**Work to be completed**
Reproduce all records exactly.

**Extracted information**
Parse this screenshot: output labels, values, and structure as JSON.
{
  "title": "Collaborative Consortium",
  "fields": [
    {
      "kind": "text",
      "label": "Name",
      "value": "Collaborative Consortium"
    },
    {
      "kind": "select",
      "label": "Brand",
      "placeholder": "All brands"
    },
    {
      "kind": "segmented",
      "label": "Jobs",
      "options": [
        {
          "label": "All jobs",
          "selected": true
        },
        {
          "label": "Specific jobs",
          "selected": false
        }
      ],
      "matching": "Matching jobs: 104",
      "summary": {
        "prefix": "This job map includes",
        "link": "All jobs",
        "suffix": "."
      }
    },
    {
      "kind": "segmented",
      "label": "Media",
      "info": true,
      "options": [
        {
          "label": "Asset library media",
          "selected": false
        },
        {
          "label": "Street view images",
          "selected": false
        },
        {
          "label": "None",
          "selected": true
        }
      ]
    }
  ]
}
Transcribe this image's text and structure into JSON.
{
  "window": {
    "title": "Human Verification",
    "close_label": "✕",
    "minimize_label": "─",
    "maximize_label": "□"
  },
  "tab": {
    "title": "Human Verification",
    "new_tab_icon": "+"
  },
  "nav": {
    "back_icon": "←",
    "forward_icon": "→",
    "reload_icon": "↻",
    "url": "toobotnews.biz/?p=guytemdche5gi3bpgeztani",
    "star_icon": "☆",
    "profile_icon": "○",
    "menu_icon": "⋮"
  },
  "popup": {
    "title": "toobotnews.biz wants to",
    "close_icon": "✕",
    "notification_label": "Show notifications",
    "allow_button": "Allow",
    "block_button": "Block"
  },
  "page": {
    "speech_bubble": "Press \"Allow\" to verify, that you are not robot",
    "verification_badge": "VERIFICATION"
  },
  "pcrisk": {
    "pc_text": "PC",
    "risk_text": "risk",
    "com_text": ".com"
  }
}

**Result of this exercise**
Parse this screenshot: output labels, values, and structure as JSON.
{
  "title": "Collaborative Consortium",
  "fields": [
    {
      "kind": "text",
      "label": "Name",
      "value": "Collaborative Consortium"
    },
    {
      "kind": "select",
      "label": "Brand",
      "placeholder": "All brands"
    },
    {
      "kind": "segmented",
      "label": "Jobs",
      "options": [
        {
          "label": "All jobs",
          "selected": true
        },
        {
          "label": "Specific jobs",
          "selected": false
        }
      ],
      "matching": "Matching jobs: 104",
      "summary": {
        "prefix": "This job map includes",
        "link": "All jobs",
        "suffix": "."
      }
    },
    {
      "kind": "segmented",
      "label": "Media",
      "info": true,
      "options": [
        {
          "label": "Asset library media",
          "selected": false
        },
        {
          "label": "Street view images",
          "selected": false
        },
        {
          "label": "None",
          "selected": true
        }
      ]
    }
  ]
}
Transcribe this image's text and structure into JSON.
{
  "window": {
    "title": "Human Verification",
    "close_label": "✕",
    "minimize_label": "─",
    "maximize_label": "□"
  },
  "tab": {
    "title": "Human Verification",
    "new_tab_icon": "+"
  },
  "nav": {
    "back_icon": "←",
    "forward_icon": "→",
    "reload_icon": "↻",
    "url": "toobotnews.biz/?p=guytemdche5gi3bpgeztani",
    "star_icon": "☆",
    "profile_icon": "○",
    "menu_icon": "⋮"
  },
  "popup": {
    "title": "toobotnews.biz wants to",
    "close_icon": "✕",
    "notification_label": "Show notifications",
    "allow_button": "Allow",
    "block_button": "Block"
  },
  "page": {
    "speech_bubble": "Press \"Allow\" to verify, that you are not robot",
    "verification_badge": "VERIFICATION"
  },
  "pcrisk": {
    "pc_text": "PC",
    "risk_text": "risk",
    "com_text": ".com"
  }
}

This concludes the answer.